» **What you need to do**:
The full text of the records below, minus any pictures, should be given back word for word.

(Beginning of Data excerpts)

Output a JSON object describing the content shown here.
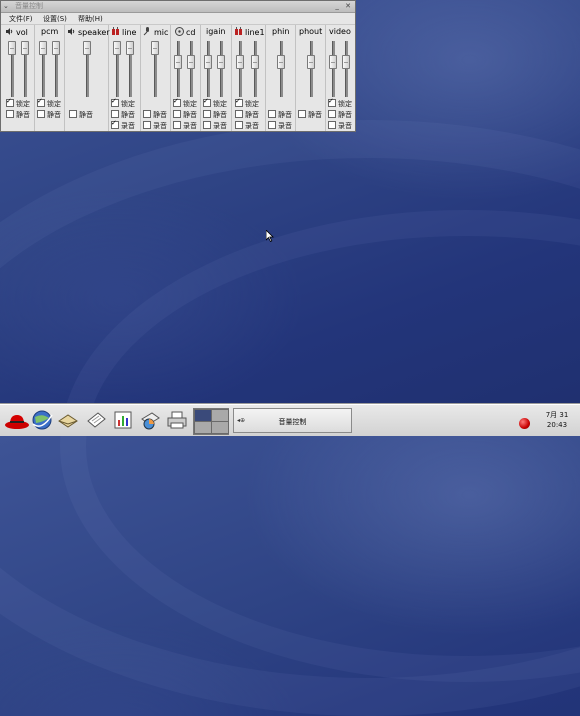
{
  "window": {
    "title": "音量控制",
    "menu": [
      "文件(F)",
      "设置(S)",
      "帮助(H)"
    ],
    "title_buttons": "_ ✕"
  },
  "channels": [
    {
      "name": "vol",
      "icon": "speaker-icon",
      "lock_label": "锁定",
      "lock": true,
      "mute_label": "静音"
    },
    {
      "name": "pcm",
      "icon": "",
      "lock_label": "锁定",
      "lock": true,
      "mute_label": "静音"
    },
    {
      "name": "speaker",
      "icon": "speaker-icon",
      "mute_label": "静音"
    },
    {
      "name": "line",
      "icon": "line-in-icon",
      "lock_label": "锁定",
      "lock": true,
      "mute_label": "静音",
      "rec_label": "录音",
      "rec": true
    },
    {
      "name": "mic",
      "icon": "microphone-icon",
      "mute_label": "静音",
      "rec_label": "录音"
    },
    {
      "name": "cd",
      "icon": "cd-icon",
      "lock_label": "锁定",
      "lock": true,
      "mute_label": "静音",
      "rec_label": "录音"
    },
    {
      "name": "igain",
      "icon": "",
      "lock_label": "锁定",
      "lock": true,
      "mute_label": "静音",
      "rec_label": "录音"
    },
    {
      "name": "line1",
      "icon": "line-in-icon",
      "lock_label": "锁定",
      "lock": true,
      "mute_label": "静音",
      "rec_label": "录音"
    },
    {
      "name": "phin",
      "icon": "",
      "mute_label": "静音",
      "rec_label": "录音"
    },
    {
      "name": "phout",
      "icon": "",
      "mute_label": "静音"
    },
    {
      "name": "video",
      "icon": "",
      "lock_label": "锁定",
      "lock": true,
      "mute_label": "静音",
      "rec_label": "录音"
    }
  ],
  "taskbar": {
    "launchers": [
      "redhat-menu-icon",
      "web-browser-icon",
      "email-icon",
      "text-editor-icon",
      "spreadsheet-icon",
      "presentation-icon",
      "printer-icon"
    ],
    "task_button": {
      "icon_text": "◂⊕",
      "label": "音量控制"
    },
    "clock_date": "7月 31",
    "clock_time": "20:43"
  }
}
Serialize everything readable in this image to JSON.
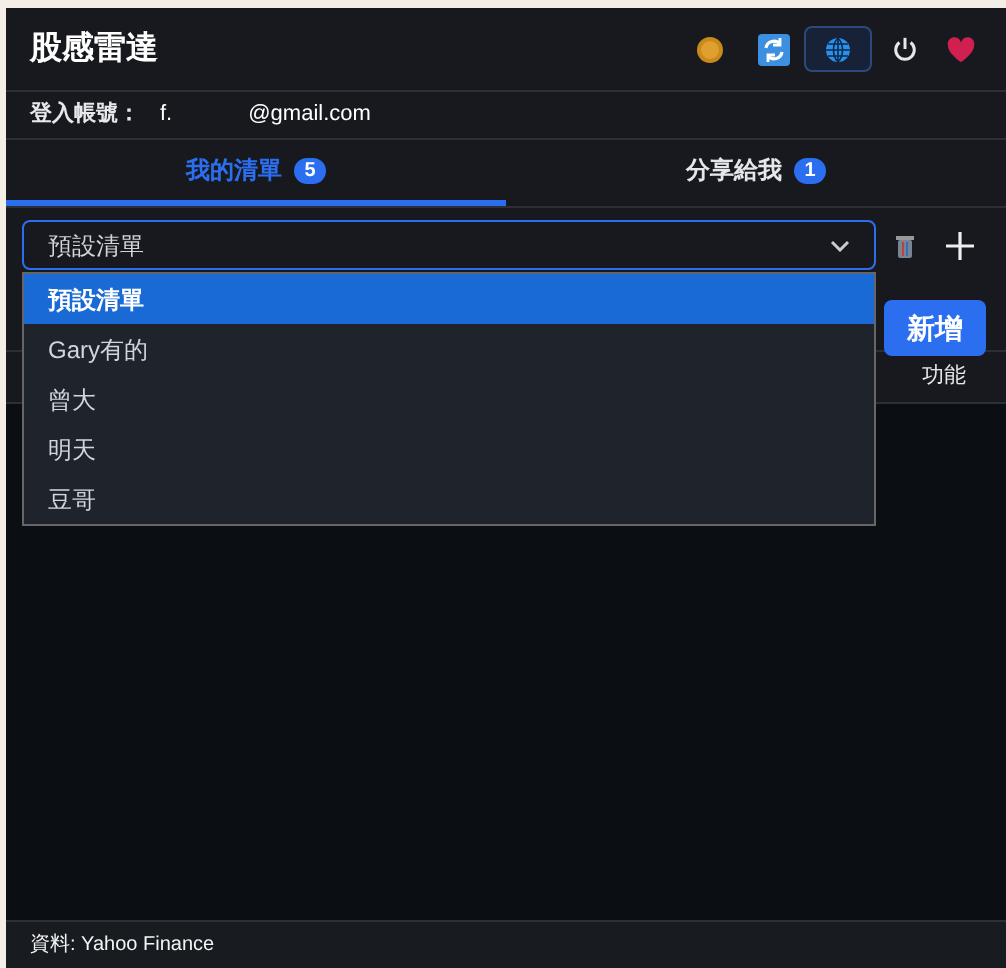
{
  "header": {
    "title": "股感雷達"
  },
  "account": {
    "label": "登入帳號：",
    "user_start": "f.",
    "user_end": "@gmail.com"
  },
  "tabs": [
    {
      "label": "我的清單",
      "count": "5",
      "selected": true
    },
    {
      "label": "分享給我",
      "count": "1",
      "selected": false
    }
  ],
  "list_select": {
    "value": "預設清單",
    "open": true,
    "options": [
      {
        "label": "預設清單",
        "selected": true
      },
      {
        "label": "Gary有的",
        "selected": false
      },
      {
        "label": "曾大",
        "selected": false
      },
      {
        "label": "明天",
        "selected": false
      },
      {
        "label": "豆哥",
        "selected": false
      }
    ]
  },
  "add_button": "新增",
  "table": {
    "columns": [
      "功能"
    ]
  },
  "footer": "資料: Yahoo Finance"
}
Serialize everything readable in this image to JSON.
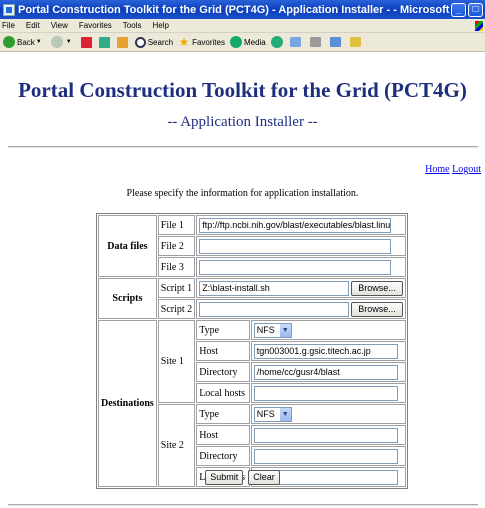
{
  "window": {
    "title": "Portal Construction Toolkit for the Grid (PCT4G) - Application Installer - - Microsoft Internet Explorer"
  },
  "menu": [
    "File",
    "Edit",
    "View",
    "Favorites",
    "Tools",
    "Help"
  ],
  "toolbar": {
    "back_label": "Back",
    "search_label": "Search",
    "favorites_label": "Favorites",
    "media_label": "Media"
  },
  "page": {
    "heading": "Portal Construction Toolkit for the Grid (PCT4G)",
    "subheading": "-- Application Installer --",
    "home_link": "Home",
    "logout_link": "Logout",
    "instruction": "Please specify the information for application installation."
  },
  "form": {
    "data_files_label": "Data files",
    "files": [
      {
        "label": "File 1",
        "value": "ftp://ftp.ncbi.nih.gov/blast/executables/blast.linux"
      },
      {
        "label": "File 2",
        "value": ""
      },
      {
        "label": "File 3",
        "value": ""
      }
    ],
    "scripts_label": "Scripts",
    "scripts": [
      {
        "label": "Script 1",
        "value": "Z:\\blast-install.sh"
      },
      {
        "label": "Script 2",
        "value": ""
      }
    ],
    "browse_label": "Browse...",
    "destinations_label": "Destinations",
    "type_label": "Type",
    "host_label": "Host",
    "directory_label": "Directory",
    "local_hosts_label": "Local hosts",
    "sites": [
      {
        "label": "Site 1",
        "type": "NFS",
        "host": "tgn003001.g.gsic.titech.ac.jp",
        "directory": "/home/cc/gusr4/blast",
        "local_hosts": ""
      },
      {
        "label": "Site 2",
        "type": "NFS",
        "host": "",
        "directory": "",
        "local_hosts": ""
      }
    ],
    "submit_label": "Submit",
    "clear_label": "Clear"
  }
}
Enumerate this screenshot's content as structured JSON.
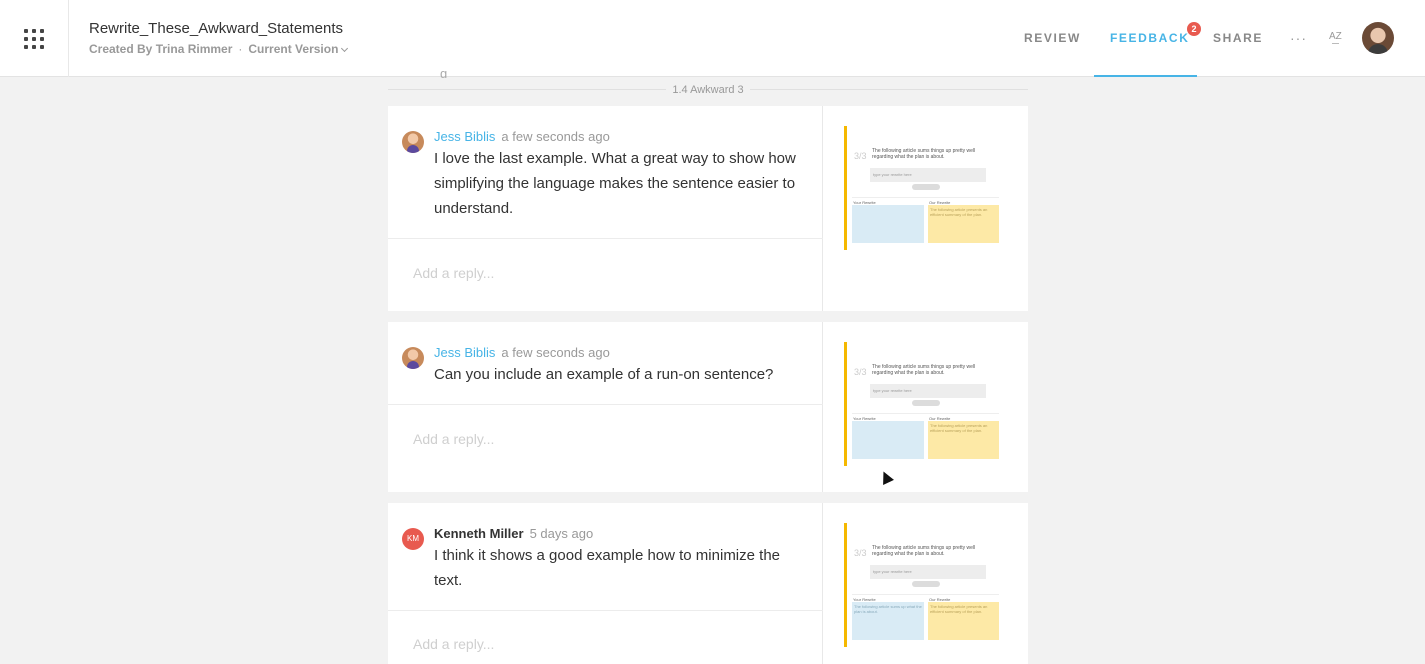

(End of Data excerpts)

» **Problem solution**:
Output a JSON object describing the content shown here.
{
  "window": {
    "title": "音量控制",
    "menu": [
      "文件(F)",
      "设置(S)",
      "帮助(H)"
    ],
    "title_buttons": "_ ✕"
  },
  "channels": [
    {
      "name": "vol",
      "icon": "speaker-icon",
      "lock_label": "锁定",
      "lock": true,
      "mute_label": "静音"
    },
    {
      "name": "pcm",
      "icon": "",
      "lock_label": "锁定",
      "lock": true,
      "mute_label": "静音"
    },
    {
      "name": "speaker",
      "icon": "speaker-icon",
      "mute_label": "静音"
    },
    {
      "name": "line",
      "icon": "line-in-icon",
      "lock_label": "锁定",
      "lock": true,
      "mute_label": "静音",
      "rec_label": "录音",
      "rec": true
    },
    {
      "name": "mic",
      "icon": "microphone-icon",
      "mute_label": "静音",
      "rec_label": "录音"
    },
    {
      "name": "cd",
      "icon": "cd-icon",
      "lock_label": "锁定",
      "lock": true,
      "mute_label": "静音",
      "rec_label": "录音"
    },
    {
      "name": "igain",
      "icon": "",
      "lock_label": "锁定",
      "lock": true,
      "mute_label": "静音",
      "rec_label": "录音"
    },
    {
      "name": "line1",
      "icon": "line-in-icon",
      "lock_label": "锁定",
      "lock": true,
      "mute_label": "静音",
      "rec_label": "录音"
    },
    {
      "name": "phin",
      "icon": "",
      "mute_label": "静音",
      "rec_label": "录音"
    },
    {
      "name": "phout",
      "icon": "",
      "mute_label": "静音"
    },
    {
      "name": "video",
      "icon": "",
      "lock_label": "锁定",
      "lock": true,
      "mute_label": "静音",
      "rec_label": "录音"
    }
  ],
  "taskbar": {
    "launchers": [
      "redhat-menu-icon",
      "web-browser-icon",
      "email-icon",
      "text-editor-icon",
      "spreadsheet-icon",
      "presentation-icon",
      "printer-icon"
    ],
    "task_button": {
      "icon_text": "◂⊕",
      "label": "音量控制"
    },
    "clock_date": "7月 31",
    "clock_time": "20:43"
  }
}
Serialize everything readable in this image to JSON.
{
  "header": {
    "title": "股感雷達"
  },
  "account": {
    "label": "登入帳號：",
    "user_start": "f.",
    "user_end": "@gmail.com"
  },
  "tabs": [
    {
      "label": "我的清單",
      "count": "5",
      "selected": true
    },
    {
      "label": "分享給我",
      "count": "1",
      "selected": false
    }
  ],
  "list_select": {
    "value": "預設清單",
    "open": true,
    "options": [
      {
        "label": "預設清單",
        "selected": true
      },
      {
        "label": "Gary有的",
        "selected": false
      },
      {
        "label": "曾大",
        "selected": false
      },
      {
        "label": "明天",
        "selected": false
      },
      {
        "label": "豆哥",
        "selected": false
      }
    ]
  },
  "add_button": "新增",
  "table": {
    "columns": [
      "功能"
    ]
  },
  "footer": "資料: Yahoo Finance"
}
Serialize everything readable in this image to JSON.
{
  "window": {
    "title": "Portal Construction Toolkit for the Grid (PCT4G) - Application Installer - - Microsoft Internet Explorer"
  },
  "menu": [
    "File",
    "Edit",
    "View",
    "Favorites",
    "Tools",
    "Help"
  ],
  "toolbar": {
    "back_label": "Back",
    "search_label": "Search",
    "favorites_label": "Favorites",
    "media_label": "Media"
  },
  "page": {
    "heading": "Portal Construction Toolkit for the Grid (PCT4G)",
    "subheading": "-- Application Installer --",
    "home_link": "Home",
    "logout_link": "Logout",
    "instruction": "Please specify the information for application installation."
  },
  "form": {
    "data_files_label": "Data files",
    "files": [
      {
        "label": "File 1",
        "value": "ftp://ftp.ncbi.nih.gov/blast/executables/blast.linux"
      },
      {
        "label": "File 2",
        "value": ""
      },
      {
        "label": "File 3",
        "value": ""
      }
    ],
    "scripts_label": "Scripts",
    "scripts": [
      {
        "label": "Script 1",
        "value": "Z:\\blast-install.sh"
      },
      {
        "label": "Script 2",
        "value": ""
      }
    ],
    "browse_label": "Browse...",
    "destinations_label": "Destinations",
    "type_label": "Type",
    "host_label": "Host",
    "directory_label": "Directory",
    "local_hosts_label": "Local hosts",
    "sites": [
      {
        "label": "Site 1",
        "type": "NFS",
        "host": "tgn003001.g.gsic.titech.ac.jp",
        "directory": "/home/cc/gusr4/blast",
        "local_hosts": ""
      },
      {
        "label": "Site 2",
        "type": "NFS",
        "host": "",
        "directory": "",
        "local_hosts": ""
      }
    ],
    "submit_label": "Submit",
    "clear_label": "Clear"
  }
}
Enumerate this screenshot's content as structured JSON.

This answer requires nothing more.